UN: 126 rapes committed in Congo town after army arrived
UNITED NATIONS - The UN mission in the Democratic Republic of Congo found that 126 rapes were committed in an eastern town after Congolese troops fled there last month as rebels advanced on the provincial capital of Goma, the United Nations said on Tuesday.
Congolese troops, aided by a UN peacekeepers have been battling the so-called M23 rebels - who UN experts and Congolese officials say are backed by neighboring Rwanda - for the past eight months in the resource-rich east of the country.
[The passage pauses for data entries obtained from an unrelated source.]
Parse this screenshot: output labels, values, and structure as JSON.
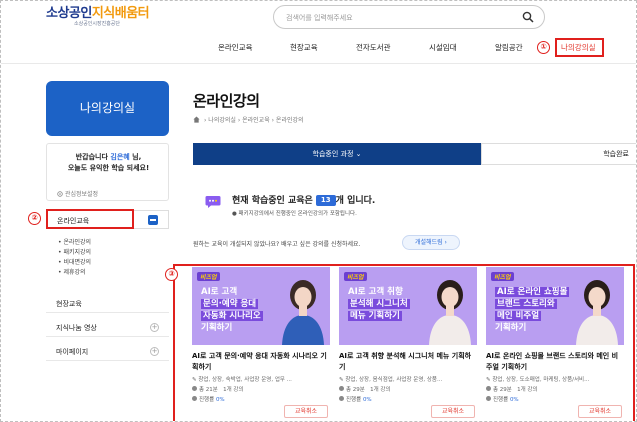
{
  "header": {
    "logo_main_a": "소상공인",
    "logo_main_b": "지식배움터",
    "logo_sub": "소상공인시장진흥공단",
    "search_placeholder": "검색어를 입력해주세요"
  },
  "nav": {
    "items": [
      "온라인교육",
      "현장교육",
      "전자도서관",
      "시설임대",
      "알림공간",
      "나의강의실"
    ],
    "active": "나의강의실"
  },
  "markers": [
    "①",
    "②",
    "③"
  ],
  "sidebar": {
    "title": "나의강의실",
    "welcome_pre": "반갑습니다 ",
    "user_name": "김은혜",
    "welcome_post": " 님,",
    "welcome_line2": "오늘도 유익한 학습 되세요!",
    "interest": "관심정보설정",
    "menu": [
      {
        "label": "온라인교육"
      },
      {
        "label": "현장교육"
      },
      {
        "label": "지식나눔 영상"
      },
      {
        "label": "마이페이지"
      }
    ],
    "submenu": [
      "온라인강의",
      "패키지강의",
      "비대면강의",
      "제휴강의"
    ]
  },
  "main": {
    "title": "온라인강의",
    "breadcrumb": "›  나의강의실  ›  온라인교육  ›  온라인강의",
    "tabs": [
      "학습중인 과정 ⌄",
      "학습완료"
    ],
    "notice_pre": "현재 학습중인 교육은 ",
    "notice_count": "13",
    "notice_post": "개 입니다.",
    "notice_sub": "● 패키지강의에서 진행중인 온라인강의가 포함됩니다.",
    "request_text": "원하는 교육이 개설되지 않았나요? 배우고 싶은 강의를 신청하세요.",
    "request_button": "개설해드림 ›"
  },
  "cards": [
    {
      "tag": "비즈업",
      "thumb_lines": [
        "AI로 고객",
        "문의·예약 응대",
        "자동화 시나리오",
        "기획하기"
      ],
      "title": "AI로 고객 문의·예약 응대 자동화 시나리오 기획하기",
      "tags": "창업, 상장, 숙박업, 사업장 운영, 업무 ...",
      "total": "총 21분",
      "lectures": "1개 강의",
      "progress_label": "진행률 ",
      "progress": "0%",
      "button": "교육취소"
    },
    {
      "tag": "비즈업",
      "thumb_lines": [
        "AI로 고객 취향",
        "분석해 시그니처",
        "메뉴 기획하기"
      ],
      "title": "AI로 고객 취향 분석해 시그니처 메뉴 기획하기",
      "tags": "창업, 상장, 음식점업, 사업장 운영, 상품...",
      "total": "총 29분",
      "lectures": "1개 강의",
      "progress_label": "진행률 ",
      "progress": "0%",
      "button": "교육취소"
    },
    {
      "tag": "비즈업",
      "thumb_lines": [
        "AI로 온라인 쇼핑몰",
        "브랜드 스토리와",
        "메인 비주얼",
        "기획하기"
      ],
      "title": "AI로 온라인 쇼핑몰 브랜드 스토리와 메인 비주얼 기획하기",
      "tags": "창업, 상장, 도소매업, 마케팅, 상품/서비...",
      "total": "총 29분",
      "lectures": "1개 강의",
      "progress_label": "진행률 ",
      "progress": "0%",
      "button": "교육취소"
    }
  ],
  "colors": {
    "brand_blue": "#1c62c6",
    "tab_navy": "#0f3f87",
    "alert_red": "#e0201d",
    "thumb_purple": "#b99ef1"
  }
}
Congolese troops retreated to the nearby town of Minova when the rebels captured Goma on Nov. 20. Kinshasa regained control of Goma almost two weeks later when the rebels withdrew, but the United Nations said the situation remains "tense and fragile."
The UN mission, known at MONUSCO, was investigating alleged human rights abuses in and around Minova from November 20 to November 30 and this month interviewed more than 200 people in the area, said UN spokesman Martin Nesirky.
"According to preliminary findings the UN mission has documented at least 126 cases of rape. The teams were also able to confirm the killings of two civilians, including one minor," Nesirky told reporters.